More recently, the organ was used for the performance of a visiting handbell choir from New York as well as for the standing room-only funeral of the late popular government minister, Roger Clarke.


parish legend


The organ was ordered in 1914 by the then rector, Rev Charles Henderson Davis, nearly a decade after the present church building on Great George's Street was consecrated and brought into use. But by the time the organ arrived, Henderson-Davis had died, and the new instrument fell into the custody of a priest who later became a parish legend, the late Canon Henry Cope, who served at St George's for 41 years, from 1915 to 1956.

The organ has been continuously upgraded and refurbished over the years, evolving from an instrument operated by billows to a fully modern, motorised electrical masterpiece, and its glistening pipes stand majestically atop the console. The upgrades have not been inexpensive, but thy have greatly enhanced the tonal quality, the dynamic range and the overall performance and integrity of this Walker & Sons pipe organ. It has survived the Frome Riots of 1938, the earthquake of 1957 and hurricanes Charlie, Flora, Gilbert and Ivan.

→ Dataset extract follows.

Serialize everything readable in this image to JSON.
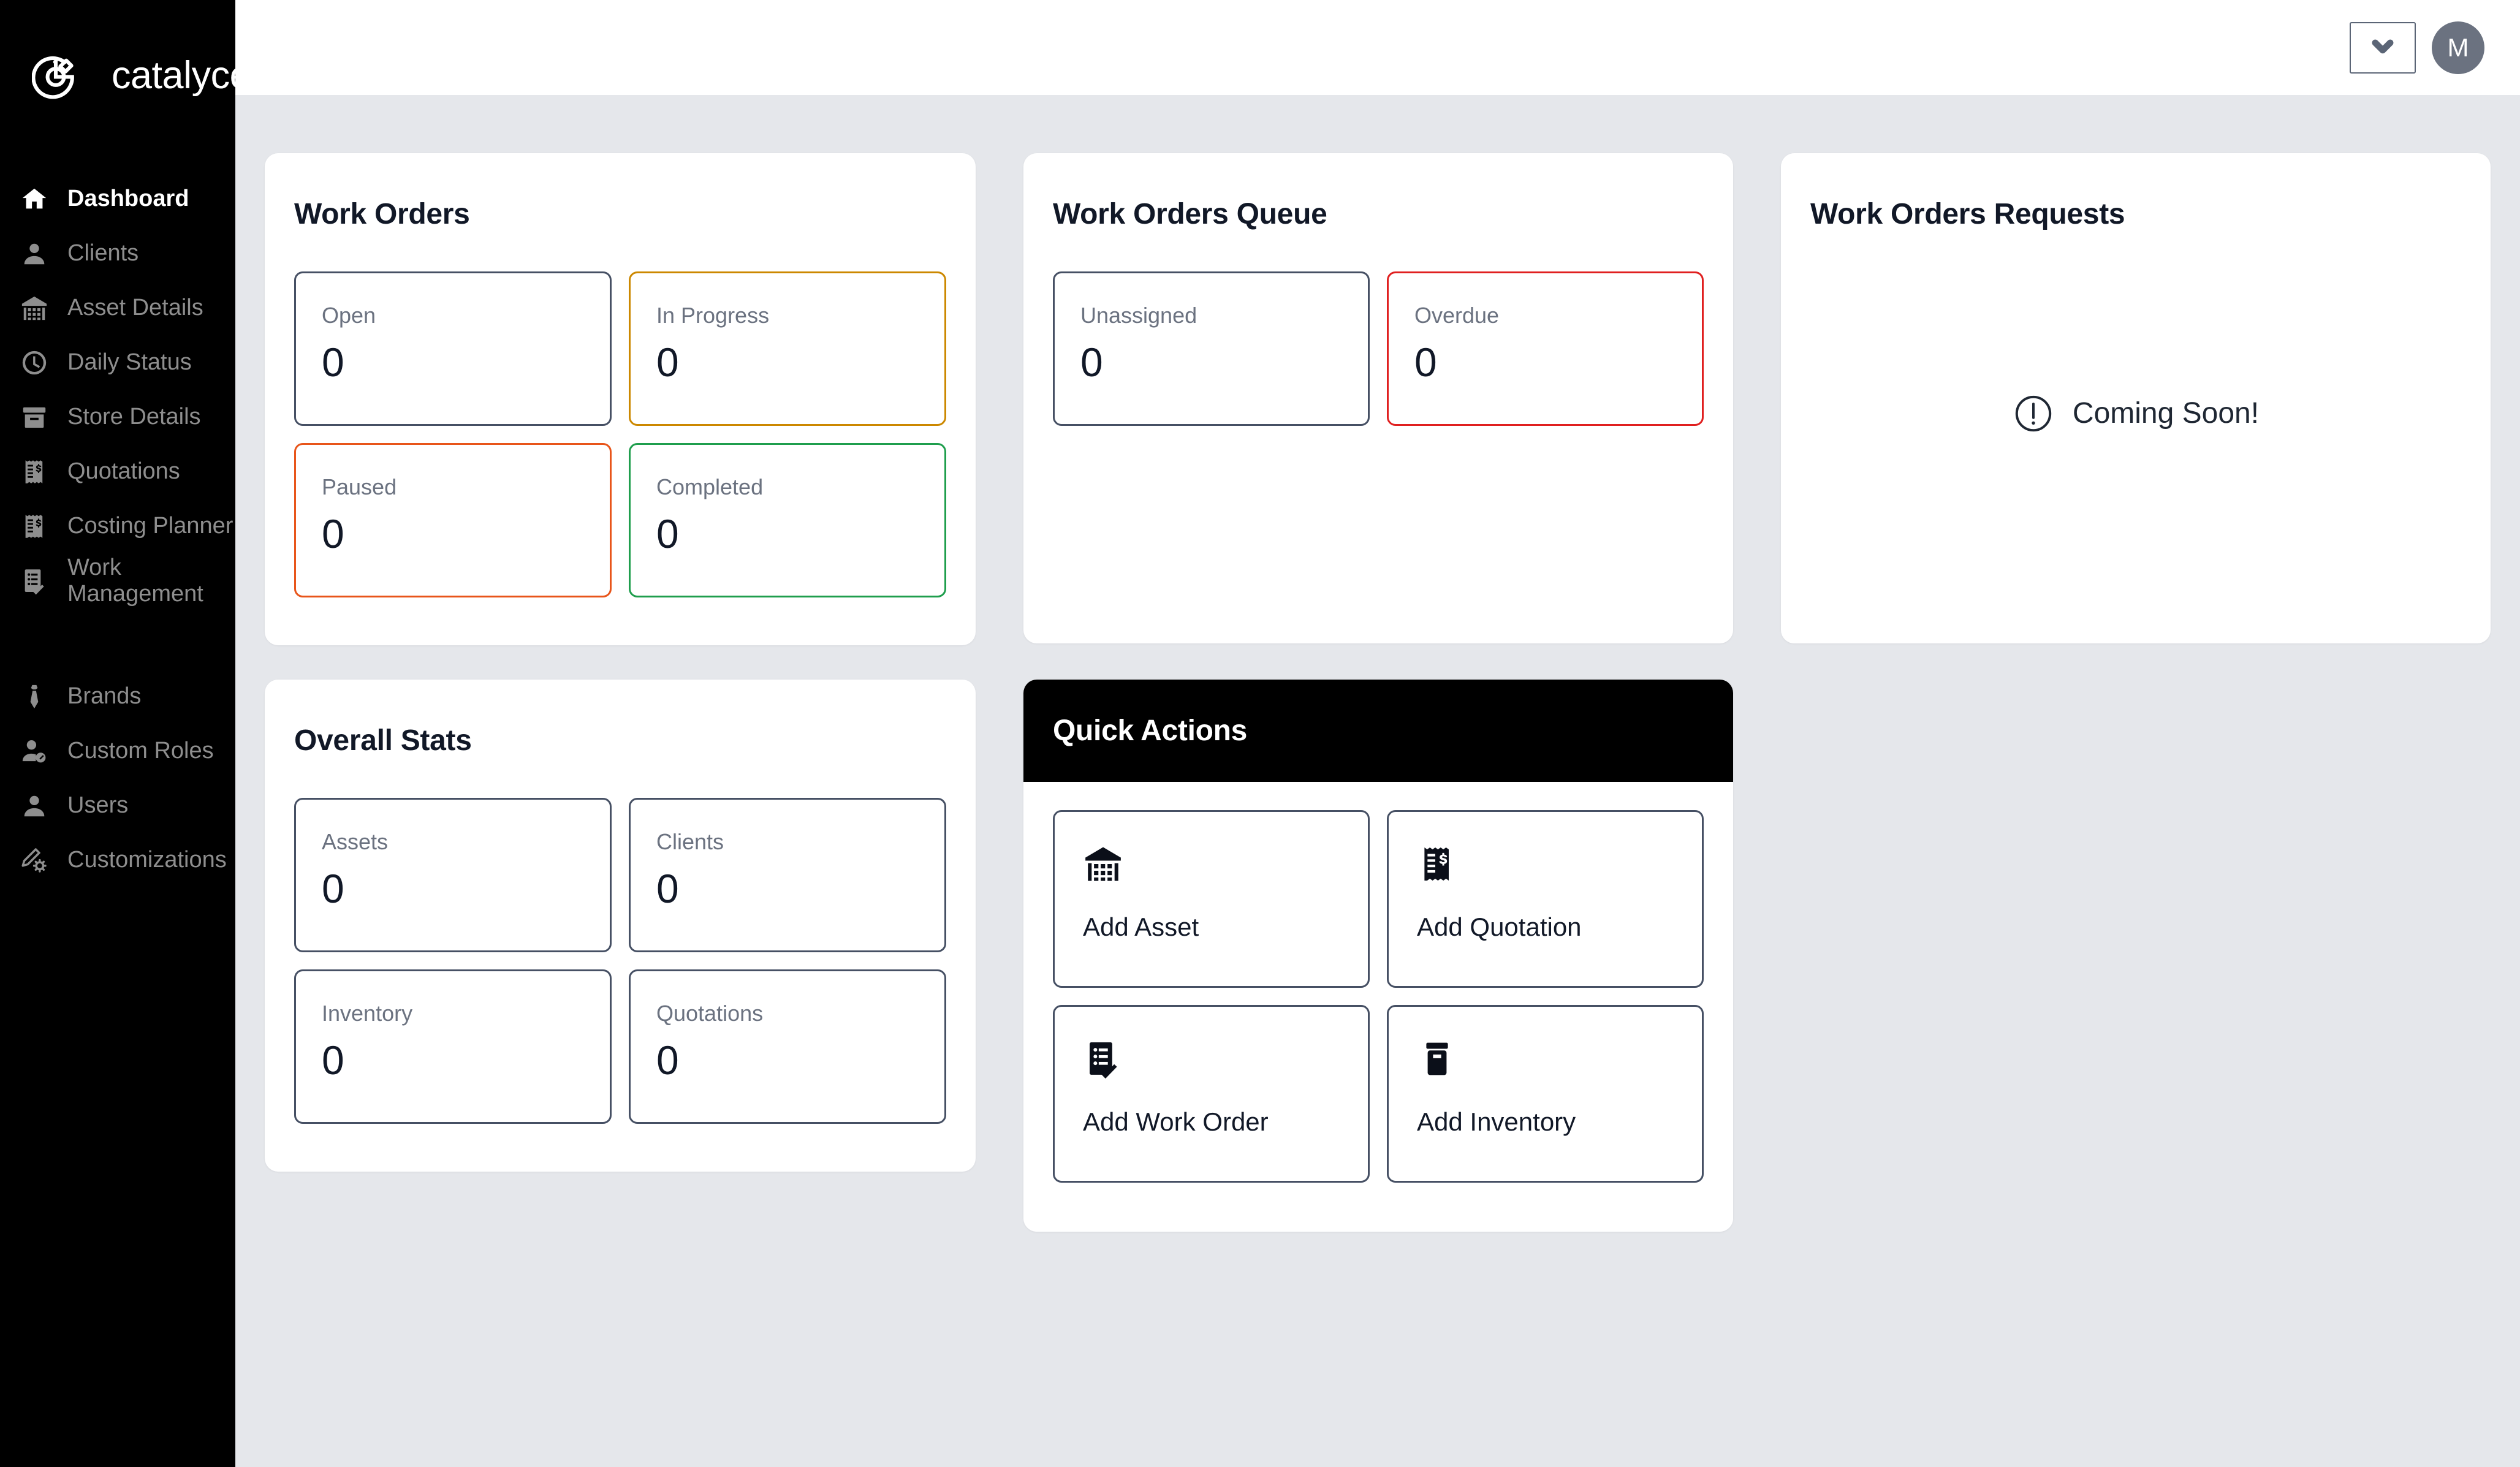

Surprisingly, in the period of 100 years, the church appears to have seen very few organists. Among them, the late Andrew Aguilar, who served for 35 years and who owned a book store in town; the late Lancelot Tucker, who was principal and owner of a commercial college; Mrs Palone Williams, who has already served over 50 years; Mrs Pet Smith, who migrated; and the newest addition, Mrs Melody Massey.

"We are proud of our musical heritage here at St George's as we continue to change with the times, and we want everyone from near and far to come out to enjoy this wonderfully diverse musical treat as we celebrate 100 years with our pipe organ," Mrs Massey told The Sunday Gleaner.